YOUR OBJECTIVE →
Filter these records by the string "kind", copying each line that holds it.

INPUT MATERIAL →
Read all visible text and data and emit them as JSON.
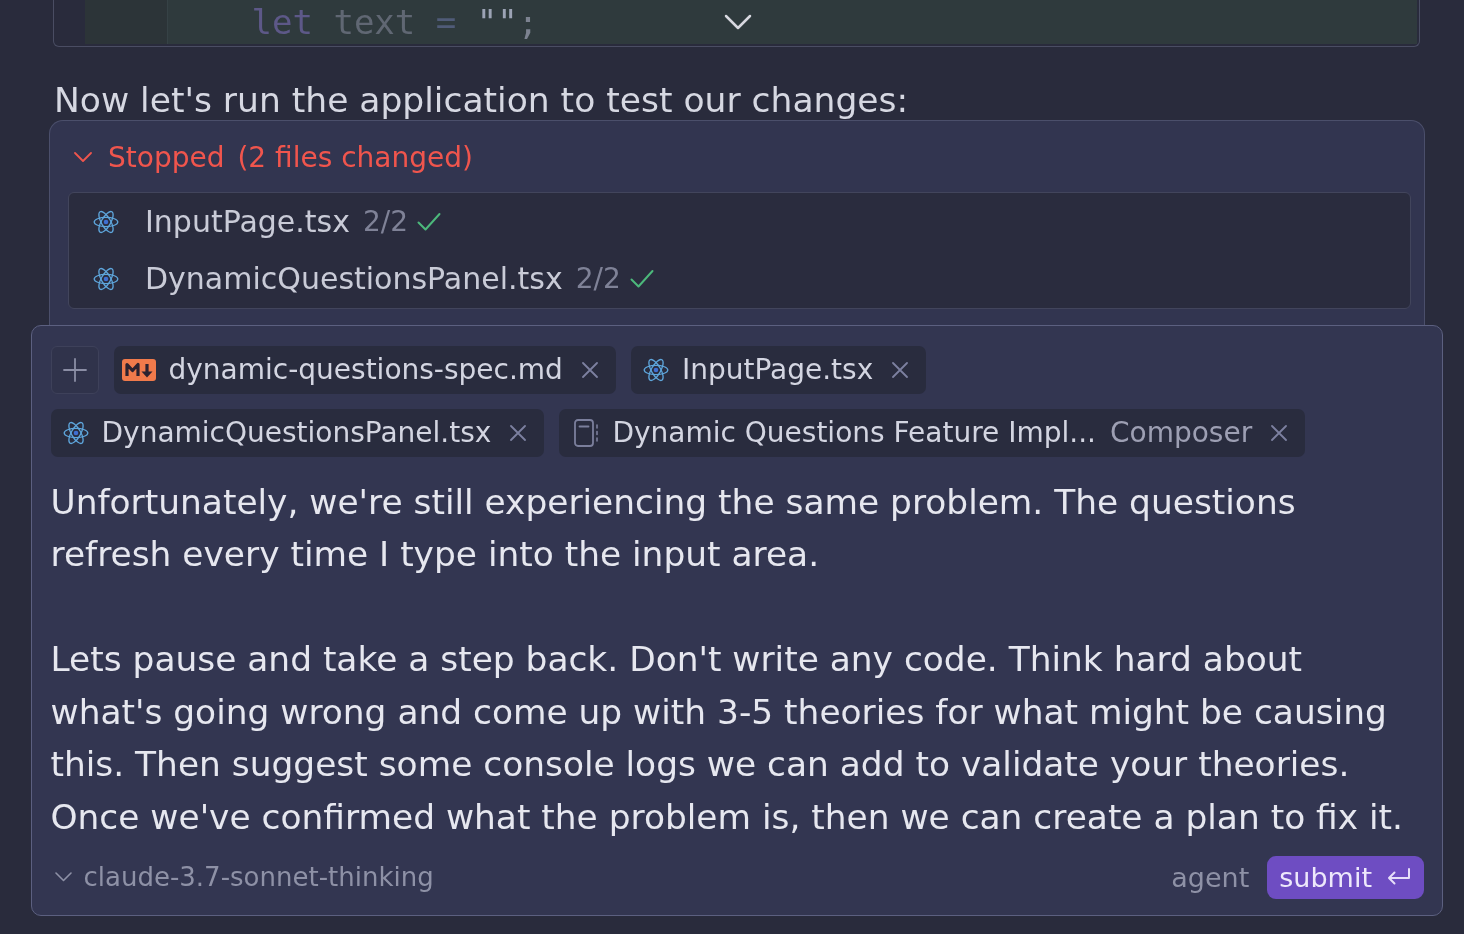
{
  "code_block": {
    "tokens": [
      {
        "kind": "keyword",
        "text": "let"
      },
      {
        "kind": "identifier",
        "text": "text"
      },
      {
        "kind": "operator",
        "text": "="
      },
      {
        "kind": "string",
        "text": "\"\""
      },
      {
        "kind": "punctuation",
        "text": ";"
      }
    ]
  },
  "assistant_text": "Now let's run the application to test our changes:",
  "run_panel": {
    "kind": "stopped",
    "status": "Stopped",
    "summary": "(2 files changed)",
    "expanded": true,
    "files": [
      {
        "kind": "react",
        "name": "InputPage.tsx",
        "progress": "2/2",
        "accepted": true
      },
      {
        "kind": "react",
        "name": "DynamicQuestionsPanel.tsx",
        "progress": "2/2",
        "accepted": true
      }
    ]
  },
  "composer": {
    "chips": [
      {
        "kind": "markdown",
        "label": "dynamic-questions-spec.md"
      },
      {
        "kind": "react",
        "label": "InputPage.tsx"
      },
      {
        "kind": "react",
        "label": "DynamicQuestionsPanel.tsx"
      },
      {
        "kind": "notebook",
        "label": "Dynamic Questions Feature Impl...",
        "detail": "Composer"
      }
    ],
    "message": "Unfortunately, we're still experiencing the same problem. The questions refresh every time I type into the input area.\n\nLets pause and take a step back. Don't write any code. Think hard about what's going wrong and come up with 3-5 theories for what might be causing this. Then suggest some console logs we can add to validate your theories. Once we've confirmed what the problem is, then we can create a plan to fix it.",
    "model": "claude-3.7-sonnet-thinking",
    "mode": "agent",
    "submit": "submit"
  }
}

ANSWER TO THIS PROBLEM →
        "kind": "keyword",
        "kind": "identifier",
        "kind": "operator",
        "kind": "string",
        "kind": "punctuation",
    "kind": "stopped",
        "kind": "react",
        "kind": "react",
        "kind": "markdown",
        "kind": "react",
        "kind": "react",
        "kind": "notebook",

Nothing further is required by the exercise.